** Opening DATASET ENTRIES block **

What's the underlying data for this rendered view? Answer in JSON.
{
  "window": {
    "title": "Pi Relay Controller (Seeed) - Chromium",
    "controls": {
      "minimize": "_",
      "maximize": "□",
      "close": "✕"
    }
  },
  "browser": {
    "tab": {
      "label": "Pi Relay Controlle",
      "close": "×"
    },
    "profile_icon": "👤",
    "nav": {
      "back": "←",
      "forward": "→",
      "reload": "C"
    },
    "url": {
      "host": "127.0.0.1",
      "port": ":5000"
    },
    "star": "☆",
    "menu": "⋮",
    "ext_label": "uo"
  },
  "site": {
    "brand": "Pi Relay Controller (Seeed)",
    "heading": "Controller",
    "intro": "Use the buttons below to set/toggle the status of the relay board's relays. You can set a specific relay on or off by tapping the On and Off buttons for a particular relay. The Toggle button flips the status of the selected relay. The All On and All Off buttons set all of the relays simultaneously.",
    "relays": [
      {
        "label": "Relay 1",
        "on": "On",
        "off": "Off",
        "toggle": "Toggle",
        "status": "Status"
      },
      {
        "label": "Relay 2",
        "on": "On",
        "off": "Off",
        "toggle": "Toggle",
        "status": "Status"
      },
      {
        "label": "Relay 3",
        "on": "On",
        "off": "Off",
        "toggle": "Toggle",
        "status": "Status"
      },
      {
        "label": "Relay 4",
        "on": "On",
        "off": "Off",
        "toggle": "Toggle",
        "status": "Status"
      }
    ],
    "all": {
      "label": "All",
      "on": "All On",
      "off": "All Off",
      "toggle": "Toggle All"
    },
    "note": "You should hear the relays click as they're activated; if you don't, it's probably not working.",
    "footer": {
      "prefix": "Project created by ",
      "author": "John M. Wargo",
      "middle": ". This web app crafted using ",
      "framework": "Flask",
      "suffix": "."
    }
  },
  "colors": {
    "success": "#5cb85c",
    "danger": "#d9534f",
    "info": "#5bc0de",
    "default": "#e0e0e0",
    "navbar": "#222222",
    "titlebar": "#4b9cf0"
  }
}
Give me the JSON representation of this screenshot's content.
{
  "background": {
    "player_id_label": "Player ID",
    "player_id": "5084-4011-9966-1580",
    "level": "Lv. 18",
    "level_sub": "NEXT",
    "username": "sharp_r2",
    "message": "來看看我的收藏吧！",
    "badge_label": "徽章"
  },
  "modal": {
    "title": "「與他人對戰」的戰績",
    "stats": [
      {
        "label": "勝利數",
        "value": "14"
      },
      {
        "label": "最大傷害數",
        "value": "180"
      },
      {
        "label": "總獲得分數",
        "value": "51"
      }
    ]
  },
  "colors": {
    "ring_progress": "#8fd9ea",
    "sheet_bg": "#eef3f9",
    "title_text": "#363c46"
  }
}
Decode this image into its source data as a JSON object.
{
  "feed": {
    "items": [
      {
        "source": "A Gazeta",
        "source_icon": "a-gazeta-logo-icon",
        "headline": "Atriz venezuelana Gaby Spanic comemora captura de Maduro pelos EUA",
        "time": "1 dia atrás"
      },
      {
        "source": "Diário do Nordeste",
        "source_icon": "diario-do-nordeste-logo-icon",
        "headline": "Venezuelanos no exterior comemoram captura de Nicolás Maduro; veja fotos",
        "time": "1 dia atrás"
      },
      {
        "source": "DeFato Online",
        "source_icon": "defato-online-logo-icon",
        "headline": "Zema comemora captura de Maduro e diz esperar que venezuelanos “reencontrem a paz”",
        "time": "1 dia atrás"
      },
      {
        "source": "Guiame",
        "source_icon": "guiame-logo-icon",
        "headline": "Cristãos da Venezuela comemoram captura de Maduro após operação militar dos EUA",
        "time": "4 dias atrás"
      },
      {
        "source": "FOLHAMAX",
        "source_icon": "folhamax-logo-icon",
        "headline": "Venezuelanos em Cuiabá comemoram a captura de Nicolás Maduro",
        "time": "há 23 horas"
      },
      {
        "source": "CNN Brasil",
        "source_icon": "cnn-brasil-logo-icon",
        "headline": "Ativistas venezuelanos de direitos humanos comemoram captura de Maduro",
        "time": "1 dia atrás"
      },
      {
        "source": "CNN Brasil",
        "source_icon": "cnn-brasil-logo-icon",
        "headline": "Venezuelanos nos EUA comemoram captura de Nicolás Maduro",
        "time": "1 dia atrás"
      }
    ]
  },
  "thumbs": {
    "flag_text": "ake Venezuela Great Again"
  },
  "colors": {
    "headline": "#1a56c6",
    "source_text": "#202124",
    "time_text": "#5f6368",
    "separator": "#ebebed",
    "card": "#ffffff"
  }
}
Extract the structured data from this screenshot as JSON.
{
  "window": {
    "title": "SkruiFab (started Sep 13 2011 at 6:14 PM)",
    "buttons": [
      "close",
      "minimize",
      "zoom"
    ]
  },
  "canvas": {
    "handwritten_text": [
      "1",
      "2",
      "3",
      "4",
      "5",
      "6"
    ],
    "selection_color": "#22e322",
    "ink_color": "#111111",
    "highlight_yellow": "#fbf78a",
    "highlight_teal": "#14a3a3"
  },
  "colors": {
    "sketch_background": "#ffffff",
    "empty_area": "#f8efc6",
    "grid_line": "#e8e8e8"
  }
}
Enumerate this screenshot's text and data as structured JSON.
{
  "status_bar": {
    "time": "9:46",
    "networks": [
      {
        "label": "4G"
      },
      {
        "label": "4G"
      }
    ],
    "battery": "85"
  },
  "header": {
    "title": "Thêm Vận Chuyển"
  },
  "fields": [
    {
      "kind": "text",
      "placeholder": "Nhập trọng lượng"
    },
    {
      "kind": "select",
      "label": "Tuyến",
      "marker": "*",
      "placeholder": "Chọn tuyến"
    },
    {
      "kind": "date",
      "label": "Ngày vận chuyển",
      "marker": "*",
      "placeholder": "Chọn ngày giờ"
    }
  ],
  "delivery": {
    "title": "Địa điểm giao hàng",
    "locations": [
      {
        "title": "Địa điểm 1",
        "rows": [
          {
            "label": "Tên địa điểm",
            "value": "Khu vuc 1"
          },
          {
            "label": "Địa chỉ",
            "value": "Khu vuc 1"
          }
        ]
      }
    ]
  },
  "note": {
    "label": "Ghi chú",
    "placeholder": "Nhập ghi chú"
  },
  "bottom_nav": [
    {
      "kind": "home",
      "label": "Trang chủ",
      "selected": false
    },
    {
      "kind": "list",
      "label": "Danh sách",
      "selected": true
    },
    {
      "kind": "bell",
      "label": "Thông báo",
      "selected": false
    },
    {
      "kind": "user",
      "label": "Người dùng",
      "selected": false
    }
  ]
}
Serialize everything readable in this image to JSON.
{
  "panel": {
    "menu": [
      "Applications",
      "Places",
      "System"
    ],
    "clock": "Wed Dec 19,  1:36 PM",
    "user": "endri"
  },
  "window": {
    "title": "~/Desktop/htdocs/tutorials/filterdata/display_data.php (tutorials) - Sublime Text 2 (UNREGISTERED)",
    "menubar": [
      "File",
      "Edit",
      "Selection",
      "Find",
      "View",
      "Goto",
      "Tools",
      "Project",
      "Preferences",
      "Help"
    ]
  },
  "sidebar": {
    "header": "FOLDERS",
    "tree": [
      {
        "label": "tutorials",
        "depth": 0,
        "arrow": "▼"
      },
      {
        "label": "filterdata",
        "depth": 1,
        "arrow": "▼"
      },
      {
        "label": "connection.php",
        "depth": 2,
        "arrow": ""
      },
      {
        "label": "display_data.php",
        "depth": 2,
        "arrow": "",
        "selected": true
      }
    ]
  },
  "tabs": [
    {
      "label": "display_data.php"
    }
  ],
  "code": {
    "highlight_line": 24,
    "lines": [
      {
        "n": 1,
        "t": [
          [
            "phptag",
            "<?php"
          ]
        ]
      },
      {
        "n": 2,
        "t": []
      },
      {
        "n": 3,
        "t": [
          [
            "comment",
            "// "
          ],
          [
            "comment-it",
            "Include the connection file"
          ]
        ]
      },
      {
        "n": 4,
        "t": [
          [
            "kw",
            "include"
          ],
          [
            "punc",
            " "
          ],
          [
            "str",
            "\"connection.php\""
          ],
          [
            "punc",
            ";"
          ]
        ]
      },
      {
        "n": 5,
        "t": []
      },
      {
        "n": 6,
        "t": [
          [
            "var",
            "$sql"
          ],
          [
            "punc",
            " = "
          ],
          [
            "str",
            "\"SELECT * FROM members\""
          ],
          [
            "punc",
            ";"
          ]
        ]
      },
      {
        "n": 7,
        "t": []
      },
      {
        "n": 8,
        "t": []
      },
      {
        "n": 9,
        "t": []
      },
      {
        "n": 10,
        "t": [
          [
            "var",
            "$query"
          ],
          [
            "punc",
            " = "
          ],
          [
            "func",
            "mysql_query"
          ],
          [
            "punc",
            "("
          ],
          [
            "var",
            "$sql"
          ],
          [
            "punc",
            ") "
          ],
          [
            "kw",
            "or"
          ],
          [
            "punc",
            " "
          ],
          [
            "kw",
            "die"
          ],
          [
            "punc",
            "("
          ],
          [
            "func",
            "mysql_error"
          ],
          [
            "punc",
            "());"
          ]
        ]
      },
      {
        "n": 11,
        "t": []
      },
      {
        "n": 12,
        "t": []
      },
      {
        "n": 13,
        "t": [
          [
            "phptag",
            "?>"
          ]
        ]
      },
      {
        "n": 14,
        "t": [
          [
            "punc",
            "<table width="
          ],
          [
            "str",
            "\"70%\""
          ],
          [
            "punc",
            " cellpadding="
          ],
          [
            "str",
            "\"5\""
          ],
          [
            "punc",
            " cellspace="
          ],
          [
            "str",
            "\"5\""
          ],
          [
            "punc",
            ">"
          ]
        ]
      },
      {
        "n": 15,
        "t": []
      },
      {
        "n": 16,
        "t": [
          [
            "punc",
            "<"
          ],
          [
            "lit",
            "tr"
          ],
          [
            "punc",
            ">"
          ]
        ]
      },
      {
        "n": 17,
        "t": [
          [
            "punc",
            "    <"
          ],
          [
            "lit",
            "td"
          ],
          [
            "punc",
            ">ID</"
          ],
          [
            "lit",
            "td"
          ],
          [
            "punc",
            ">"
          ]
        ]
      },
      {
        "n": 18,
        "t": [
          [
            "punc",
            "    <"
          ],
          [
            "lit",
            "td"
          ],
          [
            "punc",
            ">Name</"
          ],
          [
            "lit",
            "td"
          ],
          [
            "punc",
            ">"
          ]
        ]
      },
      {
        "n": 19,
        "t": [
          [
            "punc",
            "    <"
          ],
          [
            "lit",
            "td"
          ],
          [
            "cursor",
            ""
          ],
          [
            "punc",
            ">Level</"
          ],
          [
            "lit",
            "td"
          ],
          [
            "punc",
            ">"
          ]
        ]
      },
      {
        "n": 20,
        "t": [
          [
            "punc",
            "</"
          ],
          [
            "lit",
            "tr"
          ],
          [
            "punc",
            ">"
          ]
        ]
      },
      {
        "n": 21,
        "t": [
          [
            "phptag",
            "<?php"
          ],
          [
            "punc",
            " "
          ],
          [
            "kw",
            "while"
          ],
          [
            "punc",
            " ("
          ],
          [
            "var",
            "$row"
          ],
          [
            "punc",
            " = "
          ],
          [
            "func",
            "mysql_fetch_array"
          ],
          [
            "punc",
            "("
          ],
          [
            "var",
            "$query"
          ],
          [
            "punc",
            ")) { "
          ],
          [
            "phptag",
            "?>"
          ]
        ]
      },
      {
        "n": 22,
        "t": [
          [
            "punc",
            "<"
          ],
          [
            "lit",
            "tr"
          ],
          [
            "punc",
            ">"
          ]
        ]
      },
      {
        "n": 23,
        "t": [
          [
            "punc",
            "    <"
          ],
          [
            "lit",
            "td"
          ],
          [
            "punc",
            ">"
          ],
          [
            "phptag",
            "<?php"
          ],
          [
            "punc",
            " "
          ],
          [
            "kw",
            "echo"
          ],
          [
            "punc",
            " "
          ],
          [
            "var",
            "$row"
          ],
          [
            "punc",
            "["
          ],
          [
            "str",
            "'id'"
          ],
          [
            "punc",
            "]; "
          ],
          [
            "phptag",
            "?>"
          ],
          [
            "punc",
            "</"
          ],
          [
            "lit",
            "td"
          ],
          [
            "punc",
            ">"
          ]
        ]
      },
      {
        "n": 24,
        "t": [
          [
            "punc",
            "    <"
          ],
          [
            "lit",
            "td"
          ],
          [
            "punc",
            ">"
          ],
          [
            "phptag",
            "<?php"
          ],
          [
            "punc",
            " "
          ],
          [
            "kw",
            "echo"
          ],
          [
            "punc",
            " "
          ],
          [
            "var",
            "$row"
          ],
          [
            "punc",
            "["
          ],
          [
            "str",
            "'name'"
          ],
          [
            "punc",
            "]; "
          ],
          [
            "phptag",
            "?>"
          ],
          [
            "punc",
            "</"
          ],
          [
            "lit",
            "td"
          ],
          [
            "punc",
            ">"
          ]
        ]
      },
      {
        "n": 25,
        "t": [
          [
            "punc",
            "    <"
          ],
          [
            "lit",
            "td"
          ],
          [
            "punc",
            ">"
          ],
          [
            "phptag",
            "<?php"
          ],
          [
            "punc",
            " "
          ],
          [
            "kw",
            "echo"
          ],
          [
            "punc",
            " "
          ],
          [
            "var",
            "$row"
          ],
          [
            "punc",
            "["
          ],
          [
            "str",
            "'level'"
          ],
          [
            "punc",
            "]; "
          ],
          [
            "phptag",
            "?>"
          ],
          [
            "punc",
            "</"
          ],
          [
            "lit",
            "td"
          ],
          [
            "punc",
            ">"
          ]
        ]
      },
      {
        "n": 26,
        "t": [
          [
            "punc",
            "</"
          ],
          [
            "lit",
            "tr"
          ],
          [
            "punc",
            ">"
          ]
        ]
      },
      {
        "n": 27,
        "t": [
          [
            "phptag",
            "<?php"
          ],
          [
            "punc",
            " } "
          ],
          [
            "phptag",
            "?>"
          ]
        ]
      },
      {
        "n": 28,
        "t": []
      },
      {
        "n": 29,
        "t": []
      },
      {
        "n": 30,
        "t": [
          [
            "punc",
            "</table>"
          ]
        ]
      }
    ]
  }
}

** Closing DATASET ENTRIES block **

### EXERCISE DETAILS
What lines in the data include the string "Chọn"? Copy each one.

### EXERCISE SOLUTION
      "placeholder": "Chọn tuyến"
      "placeholder": "Chọn ngày giờ"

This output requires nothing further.